Description of the task
Work out how many lines below hold the string "structured" and state only that figure.

Material for this task
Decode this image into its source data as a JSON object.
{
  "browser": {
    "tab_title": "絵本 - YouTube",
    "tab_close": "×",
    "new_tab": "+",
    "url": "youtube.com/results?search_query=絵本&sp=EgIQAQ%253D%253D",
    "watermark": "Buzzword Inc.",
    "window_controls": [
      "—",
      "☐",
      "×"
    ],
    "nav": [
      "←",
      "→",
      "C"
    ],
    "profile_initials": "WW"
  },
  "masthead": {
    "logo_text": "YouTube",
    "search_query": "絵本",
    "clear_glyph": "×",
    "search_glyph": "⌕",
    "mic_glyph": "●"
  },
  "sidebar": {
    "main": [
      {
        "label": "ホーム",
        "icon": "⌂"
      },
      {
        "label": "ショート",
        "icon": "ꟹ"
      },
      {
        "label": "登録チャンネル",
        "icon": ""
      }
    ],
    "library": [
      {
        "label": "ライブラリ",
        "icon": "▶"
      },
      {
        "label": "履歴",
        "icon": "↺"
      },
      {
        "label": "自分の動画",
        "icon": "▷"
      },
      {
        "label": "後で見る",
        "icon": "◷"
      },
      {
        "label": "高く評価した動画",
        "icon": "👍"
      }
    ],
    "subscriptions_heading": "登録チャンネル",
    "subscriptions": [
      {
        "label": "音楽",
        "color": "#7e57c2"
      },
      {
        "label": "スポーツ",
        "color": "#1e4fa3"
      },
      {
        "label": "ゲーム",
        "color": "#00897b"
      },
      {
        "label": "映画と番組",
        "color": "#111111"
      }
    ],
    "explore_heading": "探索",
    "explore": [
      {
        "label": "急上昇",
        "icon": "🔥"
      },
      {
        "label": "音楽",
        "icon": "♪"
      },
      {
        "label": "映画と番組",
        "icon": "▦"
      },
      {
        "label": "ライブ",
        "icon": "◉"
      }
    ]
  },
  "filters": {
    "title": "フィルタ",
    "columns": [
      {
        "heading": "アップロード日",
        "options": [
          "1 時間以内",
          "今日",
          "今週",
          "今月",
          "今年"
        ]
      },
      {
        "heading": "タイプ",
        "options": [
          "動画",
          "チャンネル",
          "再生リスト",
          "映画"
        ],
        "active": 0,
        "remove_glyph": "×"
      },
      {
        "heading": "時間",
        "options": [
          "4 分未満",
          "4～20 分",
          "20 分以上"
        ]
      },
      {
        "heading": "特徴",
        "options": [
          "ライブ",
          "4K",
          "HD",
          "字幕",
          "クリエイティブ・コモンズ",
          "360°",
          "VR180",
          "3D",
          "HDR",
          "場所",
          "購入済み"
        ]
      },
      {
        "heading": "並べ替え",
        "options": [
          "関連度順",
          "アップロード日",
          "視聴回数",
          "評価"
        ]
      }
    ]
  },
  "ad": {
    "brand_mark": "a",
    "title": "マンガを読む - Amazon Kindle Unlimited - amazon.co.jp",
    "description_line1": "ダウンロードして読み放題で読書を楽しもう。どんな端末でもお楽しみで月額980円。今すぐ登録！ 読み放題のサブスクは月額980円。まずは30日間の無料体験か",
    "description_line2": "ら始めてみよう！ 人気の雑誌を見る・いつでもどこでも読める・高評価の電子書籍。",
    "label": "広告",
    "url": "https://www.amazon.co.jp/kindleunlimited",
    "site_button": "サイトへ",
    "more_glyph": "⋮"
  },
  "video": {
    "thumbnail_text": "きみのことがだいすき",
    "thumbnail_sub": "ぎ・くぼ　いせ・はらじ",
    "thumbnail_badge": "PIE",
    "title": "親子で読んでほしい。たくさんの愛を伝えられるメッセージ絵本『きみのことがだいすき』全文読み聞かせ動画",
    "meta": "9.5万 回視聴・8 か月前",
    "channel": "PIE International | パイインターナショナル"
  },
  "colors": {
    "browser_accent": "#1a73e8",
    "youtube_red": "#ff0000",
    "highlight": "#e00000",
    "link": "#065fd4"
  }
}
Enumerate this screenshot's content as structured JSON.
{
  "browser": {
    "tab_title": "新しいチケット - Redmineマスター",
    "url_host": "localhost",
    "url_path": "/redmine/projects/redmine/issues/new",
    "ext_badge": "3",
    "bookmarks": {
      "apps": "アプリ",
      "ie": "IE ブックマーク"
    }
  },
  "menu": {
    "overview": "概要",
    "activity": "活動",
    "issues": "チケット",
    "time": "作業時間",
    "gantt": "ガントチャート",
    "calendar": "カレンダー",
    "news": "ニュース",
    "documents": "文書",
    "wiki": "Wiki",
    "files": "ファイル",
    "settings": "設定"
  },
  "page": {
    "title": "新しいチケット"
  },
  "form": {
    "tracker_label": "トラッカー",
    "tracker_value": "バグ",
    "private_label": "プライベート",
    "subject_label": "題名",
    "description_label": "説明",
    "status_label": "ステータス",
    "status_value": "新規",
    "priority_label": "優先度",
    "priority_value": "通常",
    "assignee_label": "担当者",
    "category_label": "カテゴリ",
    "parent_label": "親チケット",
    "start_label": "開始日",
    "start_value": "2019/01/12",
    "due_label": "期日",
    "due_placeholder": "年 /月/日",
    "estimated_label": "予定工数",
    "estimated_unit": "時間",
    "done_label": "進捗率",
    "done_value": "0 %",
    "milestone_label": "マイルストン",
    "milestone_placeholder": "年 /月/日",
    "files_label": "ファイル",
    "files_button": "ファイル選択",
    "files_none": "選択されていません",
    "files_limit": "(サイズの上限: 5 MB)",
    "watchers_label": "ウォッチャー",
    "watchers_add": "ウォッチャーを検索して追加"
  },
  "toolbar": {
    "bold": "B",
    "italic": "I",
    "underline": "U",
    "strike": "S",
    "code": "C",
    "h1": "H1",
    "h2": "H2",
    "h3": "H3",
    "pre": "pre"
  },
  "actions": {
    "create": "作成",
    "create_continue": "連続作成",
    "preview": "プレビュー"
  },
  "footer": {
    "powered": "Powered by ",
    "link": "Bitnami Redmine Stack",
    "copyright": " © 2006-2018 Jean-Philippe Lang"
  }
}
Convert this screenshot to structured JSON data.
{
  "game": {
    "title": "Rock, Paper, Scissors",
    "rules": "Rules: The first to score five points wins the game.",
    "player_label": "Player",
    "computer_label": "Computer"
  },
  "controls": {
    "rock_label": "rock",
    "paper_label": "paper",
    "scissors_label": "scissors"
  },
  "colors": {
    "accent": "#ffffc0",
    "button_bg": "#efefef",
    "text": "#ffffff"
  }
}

Result for this task
2